------ RECORDED INFORMATION
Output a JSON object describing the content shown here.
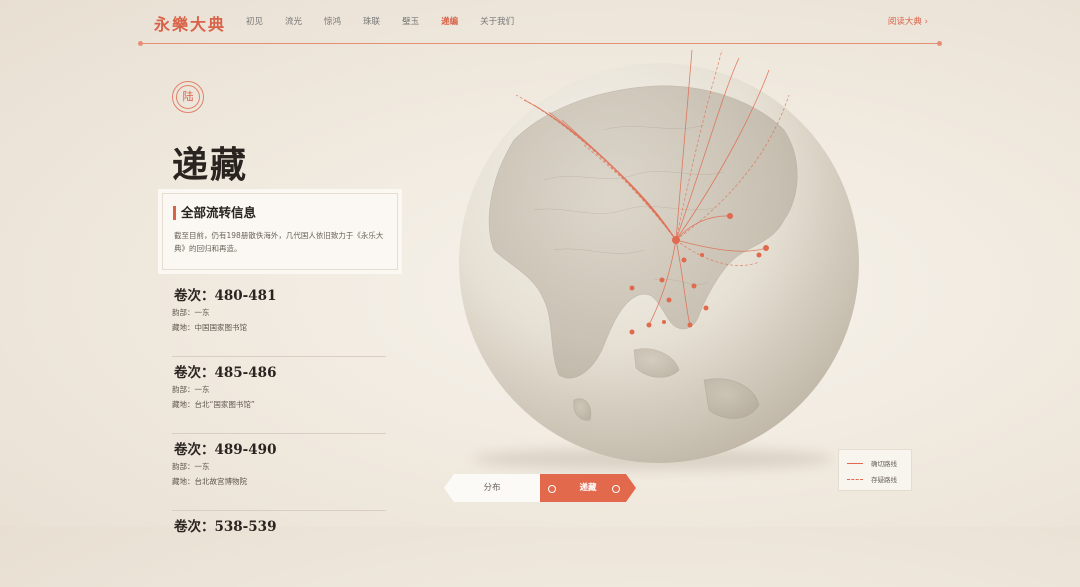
{
  "nav": {
    "logo": "永樂大典",
    "items": [
      "初见",
      "流光",
      "惊鸿",
      "珠联",
      "璧玉",
      "递编",
      "关于我们"
    ],
    "active_index": 5,
    "read_link": "阅读大典 ›"
  },
  "seal_char": "陆",
  "page_title": "递藏",
  "info": {
    "title": "全部流转信息",
    "desc": "截至目前，仍有198册散佚海外，几代国人依旧致力于《永乐大典》的回归和再造。"
  },
  "volumes": [
    {
      "title": "卷次：480-481",
      "dept": "韵部：一东",
      "place": "藏地：中国国家图书馆"
    },
    {
      "title": "卷次：485-486",
      "dept": "韵部：一东",
      "place": "藏地：台北“国家图书馆”"
    },
    {
      "title": "卷次：489-490",
      "dept": "韵部：一东",
      "place": "藏地：台北故宫博物院"
    },
    {
      "title": "卷次：538-539",
      "dept": "",
      "place": ""
    }
  ],
  "legend": {
    "solid_label": "确切路线",
    "dashed_label": "存疑路线"
  },
  "toggle": {
    "left": "分布",
    "right": "递藏"
  },
  "colors": {
    "accent": "#d9634a",
    "route": "#e0694e",
    "globe": "#e9e4da"
  }
}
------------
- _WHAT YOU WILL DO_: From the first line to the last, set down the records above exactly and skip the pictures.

- _RESULT BELOW_:
Output a JSON object describing the content shown here.
{
  "nav": {
    "logo": "永樂大典",
    "items": [
      "初见",
      "流光",
      "惊鸿",
      "珠联",
      "璧玉",
      "递编",
      "关于我们"
    ],
    "active_index": 5,
    "read_link": "阅读大典 ›"
  },
  "seal_char": "陆",
  "page_title": "递藏",
  "info": {
    "title": "全部流转信息",
    "desc": "截至目前，仍有198册散佚海外，几代国人依旧致力于《永乐大典》的回归和再造。"
  },
  "volumes": [
    {
      "title": "卷次：480-481",
      "dept": "韵部：一东",
      "place": "藏地：中国国家图书馆"
    },
    {
      "title": "卷次：485-486",
      "dept": "韵部：一东",
      "place": "藏地：台北“国家图书馆”"
    },
    {
      "title": "卷次：489-490",
      "dept": "韵部：一东",
      "place": "藏地：台北故宫博物院"
    },
    {
      "title": "卷次：538-539",
      "dept": "",
      "place": ""
    }
  ],
  "legend": {
    "solid_label": "确切路线",
    "dashed_label": "存疑路线"
  },
  "toggle": {
    "left": "分布",
    "right": "递藏"
  },
  "colors": {
    "accent": "#d9634a",
    "route": "#e0694e",
    "globe": "#e9e4da"
  }
}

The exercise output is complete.